# [WORK TASK]
Using the word "profile" as the filter, copy each matching line from the records.

# [MATERIAL PROVIDED]

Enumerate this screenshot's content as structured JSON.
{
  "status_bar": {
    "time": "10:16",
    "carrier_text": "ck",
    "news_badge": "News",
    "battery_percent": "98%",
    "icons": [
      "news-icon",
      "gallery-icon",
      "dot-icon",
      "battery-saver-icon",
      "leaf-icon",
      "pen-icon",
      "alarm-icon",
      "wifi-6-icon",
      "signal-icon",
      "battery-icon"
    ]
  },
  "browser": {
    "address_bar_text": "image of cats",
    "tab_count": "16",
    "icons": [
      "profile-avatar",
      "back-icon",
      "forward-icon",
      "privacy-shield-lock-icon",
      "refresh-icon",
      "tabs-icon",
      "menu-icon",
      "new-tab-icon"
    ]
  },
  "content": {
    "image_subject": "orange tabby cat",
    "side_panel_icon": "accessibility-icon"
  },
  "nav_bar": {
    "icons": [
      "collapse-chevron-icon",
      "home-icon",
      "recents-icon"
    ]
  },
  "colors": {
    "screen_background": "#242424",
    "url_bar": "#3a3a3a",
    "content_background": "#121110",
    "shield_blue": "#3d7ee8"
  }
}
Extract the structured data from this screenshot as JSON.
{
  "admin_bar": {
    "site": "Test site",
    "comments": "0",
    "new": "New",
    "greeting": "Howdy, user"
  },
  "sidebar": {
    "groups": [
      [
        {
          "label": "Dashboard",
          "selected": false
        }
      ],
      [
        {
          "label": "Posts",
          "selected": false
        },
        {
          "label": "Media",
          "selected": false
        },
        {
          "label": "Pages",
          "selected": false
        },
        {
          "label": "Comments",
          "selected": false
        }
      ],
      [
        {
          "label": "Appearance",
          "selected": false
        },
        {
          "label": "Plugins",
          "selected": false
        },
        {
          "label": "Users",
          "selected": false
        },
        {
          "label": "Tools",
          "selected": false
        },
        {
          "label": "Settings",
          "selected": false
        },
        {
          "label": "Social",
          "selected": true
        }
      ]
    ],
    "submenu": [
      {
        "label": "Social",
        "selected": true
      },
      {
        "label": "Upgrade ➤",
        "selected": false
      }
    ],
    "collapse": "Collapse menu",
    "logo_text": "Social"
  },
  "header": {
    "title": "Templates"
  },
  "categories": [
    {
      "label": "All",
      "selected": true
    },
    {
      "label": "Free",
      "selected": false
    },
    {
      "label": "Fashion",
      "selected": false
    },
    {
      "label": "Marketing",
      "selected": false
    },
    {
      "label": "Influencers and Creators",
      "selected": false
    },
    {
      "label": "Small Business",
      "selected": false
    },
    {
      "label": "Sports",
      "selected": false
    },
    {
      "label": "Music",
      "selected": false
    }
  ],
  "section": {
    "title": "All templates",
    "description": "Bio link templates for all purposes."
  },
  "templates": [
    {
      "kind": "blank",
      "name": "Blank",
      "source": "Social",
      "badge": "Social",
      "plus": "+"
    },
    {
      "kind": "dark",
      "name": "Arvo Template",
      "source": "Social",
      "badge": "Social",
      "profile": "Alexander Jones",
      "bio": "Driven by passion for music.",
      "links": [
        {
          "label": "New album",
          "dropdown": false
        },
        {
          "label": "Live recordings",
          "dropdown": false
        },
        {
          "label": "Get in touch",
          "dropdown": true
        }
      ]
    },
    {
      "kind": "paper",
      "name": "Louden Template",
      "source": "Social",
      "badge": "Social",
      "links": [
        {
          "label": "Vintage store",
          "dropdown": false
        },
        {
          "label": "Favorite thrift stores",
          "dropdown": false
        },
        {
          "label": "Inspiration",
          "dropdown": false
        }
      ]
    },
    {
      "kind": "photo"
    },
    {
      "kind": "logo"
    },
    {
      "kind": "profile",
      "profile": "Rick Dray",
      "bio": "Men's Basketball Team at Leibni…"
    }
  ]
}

# [TASK RESULT]
      "profile-avatar",
      "profile": "Alexander Jones",
      "kind": "profile",
      "profile": "Rick Dray",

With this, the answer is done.